‘Reining in’ high costs
But some, including the coalition members, insist true change depends on a measure that also controls the underlying charges assessed by providers. Real out-of-network reform is “essential to reining in the high cost of health insurance” now faced by small businesses, noted Mary Beaumont, a vice president with the New Jersey Business and Industry Association, urging lawmakers to adopt Vitale’s measure last week.
“We need a plan that provides transparency and cost containment,” she said. “We believe this bill delivers on both counts.”
Vitale’s bill — which was shuffled between several committees after last-minute revisions in December designed to secure support from the New Jersey Hospital Associations, led to it being pulled from a list of scheduled votes — was approved Monday by the Senate budget committee after Vitale sat in for Sarlo as the chairman and helped advance a controversial bill to reform Horizon, which he also sponsored. The out-of-network measure passed by the slimmest of margins, with support from the seven Democrats while the six Republican members abstained.
On Thursday, the Assembly also amended a previous draft of the bill to align with the Senate version. Kerry McKean Kelley, who leads communications for the hospital association, said the organization also continues to work with Vitale and other sponsors in hopes of reaching an agreement.
As approved, the revised bill () calls for a transparent pricing system in which patients could get price quotes for specific procedures, in advance of any appointment, to allow them to comparison shop. The measure would also help protect patients from being caught in the middle of any billing disputes between medical providers and insurance companies, or being charged for “inadvertent” out-of-network charges assessed by physicians without the patient’s knowledge.

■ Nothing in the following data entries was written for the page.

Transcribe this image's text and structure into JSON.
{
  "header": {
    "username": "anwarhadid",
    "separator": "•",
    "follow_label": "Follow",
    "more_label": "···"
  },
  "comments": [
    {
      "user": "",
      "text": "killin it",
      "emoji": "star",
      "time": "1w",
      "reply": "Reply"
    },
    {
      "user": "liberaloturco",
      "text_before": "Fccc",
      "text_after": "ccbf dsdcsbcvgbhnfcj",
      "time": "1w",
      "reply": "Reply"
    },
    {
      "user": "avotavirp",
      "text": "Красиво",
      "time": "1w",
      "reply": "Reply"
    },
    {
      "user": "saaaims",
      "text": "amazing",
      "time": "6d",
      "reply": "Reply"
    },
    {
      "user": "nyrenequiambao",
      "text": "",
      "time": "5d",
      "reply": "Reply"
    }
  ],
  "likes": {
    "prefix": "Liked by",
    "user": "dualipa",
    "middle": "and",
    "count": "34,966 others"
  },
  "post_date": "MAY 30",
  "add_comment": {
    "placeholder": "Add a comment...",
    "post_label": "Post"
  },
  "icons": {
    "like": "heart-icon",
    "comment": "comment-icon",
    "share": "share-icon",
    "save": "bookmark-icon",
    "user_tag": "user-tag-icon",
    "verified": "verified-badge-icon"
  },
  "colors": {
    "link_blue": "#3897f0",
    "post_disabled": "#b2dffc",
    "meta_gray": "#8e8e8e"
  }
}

The biggest change involves the mechanism that would be used to resolve billing disputes that do arise. While a previous version would have set a maximum out-of-network payment rate at 250 percent of the Medicare payment for the procedure, the amended bill includes a “baseball style” arbitration model in which an independent arbitrator would select between final offers made by the provider and insurance company if the two sides could not agree within 30 days.